"I source my stuff locally and from abroad - I buy by the kilo and from dead stocks. Khabisa!" - Khabisa is the Arabic word for "mess" mind you. There are several layers to read Nawal's work. The most obvious is that she has a grown up girl and found herself with a lot of time on her hands and wished to employ it smartly. "I had bought this place for next to nothing and for a while I was renting it to students and the like, but eventually I stocked it with the second hand clothes, and bit by bit it took off. But mind you the first five years were really tough to get it going!" but of course as with anything else there are hidden meanings.
"We had two cases of deaths related to cancer in the family. My aunt and eventually my father. So for me it was a way to take the revenge on the disease on behalf of all the family. And to me, the clothes - used or of dead people - are a way of continuing that legacy. Of keeping people alive through their clothes. Because clothes are also the way we present ourselves socially. So to find a top where a woman embroidered her name or monogrammed it is very touching", that was for me, the second time I heard Nawal say the word "touching" after she found a shirt in one of her bails which had "Beyrouth, Milan, Berlin" on the tag. Her Instagram post about it said "from a stock that came from Belgium. So it was made in Beirut in the seventies and traveled around the world to end up here" - in a private correspondence over Instagram as I wondered about the shirt she replied "it's touching, isn't it?" which indicates how organic her relationship to the merchandise is.
"Many of clients come from a bourgeois background. But there is a new generation which, despite their family money, wants to wear something which is not expensive, which is unique, which cannot be found in shops and also something that has history in it. These days I get my clients to take over the pop up shop and make it their own for a weekend" - the Instagram gets flooded with reposts from friends of such clients who play dress up with Nawal's goods. "Politically, I am also on the left, so the idea of have and have-nots bothers me immensely. So offering clothes for everyone suits me well." Nawal has fast fashion items - Zara or H&M - for as little as 3000, mostly the vintage stock goes for 10,000 or 20,000 Lebanese Pounds (today's equivalent of 6,33-12,66 USD). Only leather items or rarities such as a Versus dress found in the bails fetch higher prices. But the audience laps it up, to them this is barely the price of anything they find at their peer's usual hangout stores without even mentioning the cool factor associated with a one-of-a-kind merchandise.

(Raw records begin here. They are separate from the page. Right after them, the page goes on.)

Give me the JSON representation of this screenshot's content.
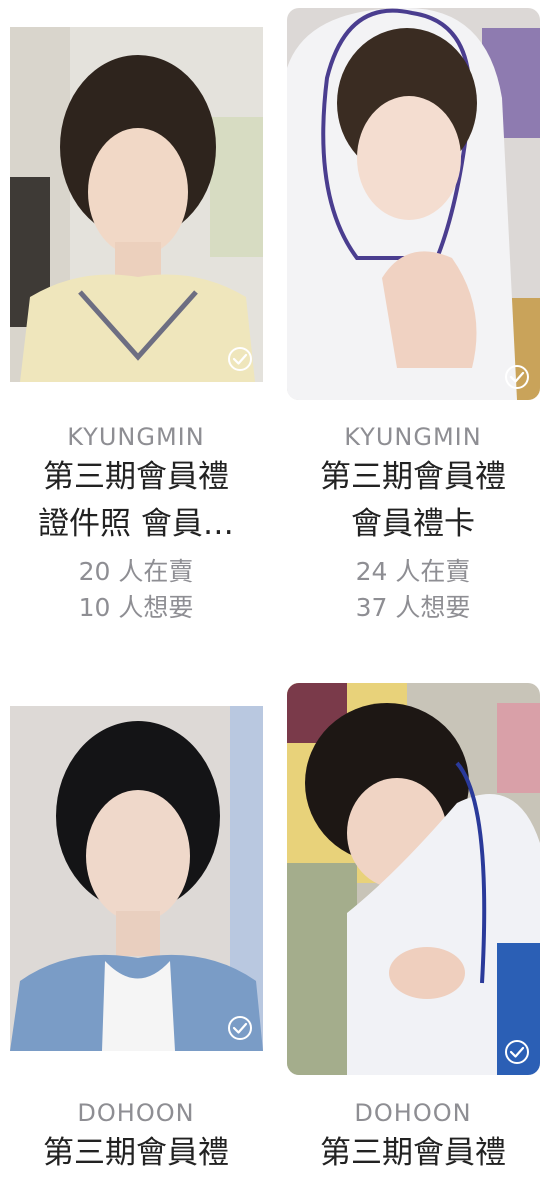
{
  "cards": [
    {
      "artist": "KYUNGMIN",
      "title_line1": "第三期會員禮",
      "title_line2": "證件照 會員…",
      "selling": "20 人在賣",
      "wanting": "10 人想要"
    },
    {
      "artist": "KYUNGMIN",
      "title_line1": "第三期會員禮",
      "title_line2": "會員禮卡",
      "selling": "24 人在賣",
      "wanting": "37 人想要"
    },
    {
      "artist": "DOHOON",
      "title_line1": "第三期會員禮",
      "title_line2": "",
      "selling": "",
      "wanting": ""
    },
    {
      "artist": "DOHOON",
      "title_line1": "第三期會員禮",
      "title_line2": "",
      "selling": "",
      "wanting": ""
    }
  ],
  "icons": {
    "selected": "check-circle-icon"
  },
  "colors": {
    "muted_text": "#8e8e93",
    "title_text": "#222222"
  }
}
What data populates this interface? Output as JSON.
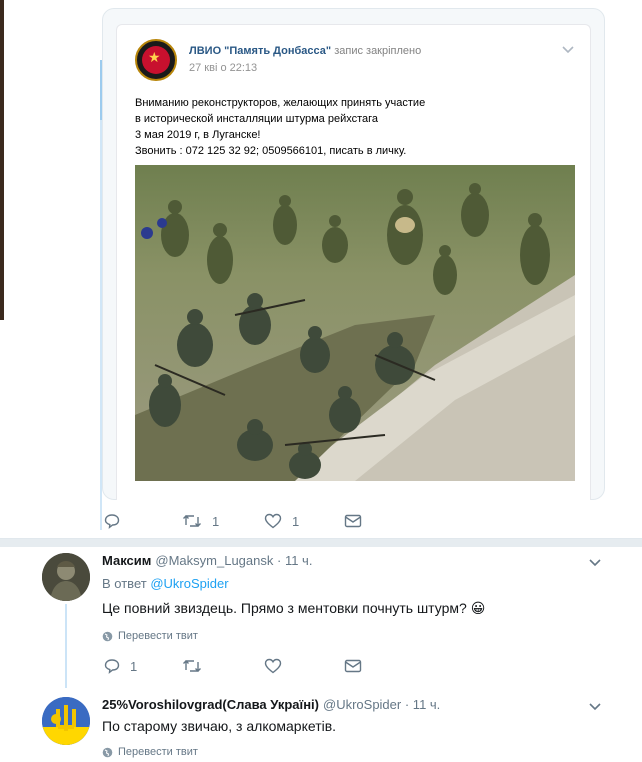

Nawal also gets involved with local designers. "Anyone who has interesting ideas in terms of what to do with clothing is someone I wish to support and encourage. I give them the clothes for free, but I have a simple condition - they can do whatever they want with them but the only thing is that I do not wish for the clothes to be thrown away". Celebrated Lebanese designer Rayya Morcos from the Bird On A Wire brand collaborated with Nawal for a lovely collection.
Depot-Vente as her shop is known also recycles or rather upcycles certain garments. "My house help does it for me. Very very basic items. But it's fun and it gives a new life to old items. Sometimes I fall on a pair of shoes which has a small defect and Liana Mouradian embellishes them with her personal touch. I love what she does."
Nawal's idea of beauty - not surprisingly - "is not something perfect. The more the imperfections the  more the interest" and naturally, this trickles down to her clientele and creates a new buzz and identity for a millennial generation in search of one.

Directions: At the end of Mar Mikhael el Nahr, towards Burj Hamoud, turn right in between Mandaloun and the Bank of Beirut, then take the second on your left, at the intersection you will find a garage called Auto Clinic. The store is above on the first floor, no sign. For more info call Nawal: 03200620 or Liana: 70 512 669
Please note the opening hours of Depot-Vente: Monday to Friday, 2 -8.00pm. Saturday, 12 - 5.00pm.